From the standpoint of disclosure, the world's largest institutional investors are pushing for more data. Both active and passive investment professionals are incorporating ESG data into their processes with the goal of enhancing risk-adjusted returns. As of the writing of this article, the U.N. Principles for Responsible Investment had signatories that comprise roughly $90 trillion- worth of global assets under management. BlackRock, the world's largest asset manager, is integrating ESG data, tools, and advisory research across each of its asset classes. Such commitments and usage of this type of data makes it all the more critical for companies to not only manage well, but also disclose well.
Increasing disclosure remains the only way to assure the company is being reasonably assessed on its ESG risk management. In order for advisory firms and ESG data providers (e.g., MSCI, Sustainalytics, and Bloomberg) to effectively capture risk profiles, the company's disclosure of material ESG issues must be clear and, where possible, quantitative.
One disclosure vehicle for ESG issues is the Corporate Social Responsibility report. This report should tell the story of the corporation's purpose and include managerial processes and board oversight responsibilities. Ideally, it should disclose the best practices outlined above—i.e., that an ESG materiality assessment was conducted and that its results influenced the disclosure that follows in the report. If the company hasn't yet conducted a materiality assessment, it should consider leveraging an external set of standards such as those from the Sustainability Accounting Standards Board to determine what ESG-specific issues are material to the company's industry and sector. This can be a useful first step in identifying and defining the concerns that investors are most likely to consider financially material to the business.

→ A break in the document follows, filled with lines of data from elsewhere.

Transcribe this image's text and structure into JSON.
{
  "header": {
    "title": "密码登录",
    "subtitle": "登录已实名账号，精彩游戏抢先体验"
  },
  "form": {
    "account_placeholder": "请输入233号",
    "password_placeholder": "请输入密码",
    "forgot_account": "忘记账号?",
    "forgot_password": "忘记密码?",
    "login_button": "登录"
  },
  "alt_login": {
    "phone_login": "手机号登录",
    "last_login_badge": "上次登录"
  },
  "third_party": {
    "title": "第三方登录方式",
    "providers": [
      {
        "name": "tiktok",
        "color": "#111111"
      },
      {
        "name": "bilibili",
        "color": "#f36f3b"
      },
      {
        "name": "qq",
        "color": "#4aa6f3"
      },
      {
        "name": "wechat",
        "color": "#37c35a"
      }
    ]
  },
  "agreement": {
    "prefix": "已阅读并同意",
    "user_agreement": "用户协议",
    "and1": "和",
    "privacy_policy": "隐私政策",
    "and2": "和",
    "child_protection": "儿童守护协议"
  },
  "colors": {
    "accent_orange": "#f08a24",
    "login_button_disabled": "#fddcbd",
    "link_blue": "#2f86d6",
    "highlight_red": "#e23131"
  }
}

The CSR report should contain year-over-year data on material ESG risks and align with a generally accepted ESG disclosure framework, such as the Global Reporting Initiative, the Sustainability Accounting Standards Board, the Task Force on Climate-Related Financial Disclosures, the International Integrated Reporting Council, and the U.N. Sustainable Development Goals. Be advised that there are industry-specific reporting frameworks, as well—e.g., the Global Real Estate Sustainability Benchmark for REITs, or the Edison Electric Institute framework for utilities.
In some instances, a company will leverage more than one framework. Surveying top investors and researching the company's existing and aspiring peer groups can be helpful in choosing the framework that's best for the company.
Because investors want to see a fully integrated process, consider calling material ESG issues what they are—financially material risks. Therefore, the 10-K, 14A, board committee charters, website, and CSR report should all correspond with one another.
Connecting the Future With the Past
All of this can sound overwhelming; however, it's unlikely that management teams will have to begin the process from zero. In most cases, some of the material ESG risks have already been identified and are being managed, so the task becomes a reframing and reprioritization exercise. Moreover, many companies already have various forms of stakeholder outreach and human capital management strategies that have always made bottom-line business sense. In each of these cases, the main requirement is to quantify the impact on various stakeholders—shareholders included—and disclose these metrics.
Of course, there is a healthy degree of skepticism as to this new order of ESG integration and stakeholder capitalism. What's important for executives and directors is that such opinions are balanced against investor agendas. Companies that don't adopt these foundational theories may find themselves lagging behind peers in disclosure and have management playing catch-up. Even worse, the company could be mismanaging risks, feeding inadequate information to the board, or leaving capital on the table due to the company's exclusion from ever-growing ESG investment strategies.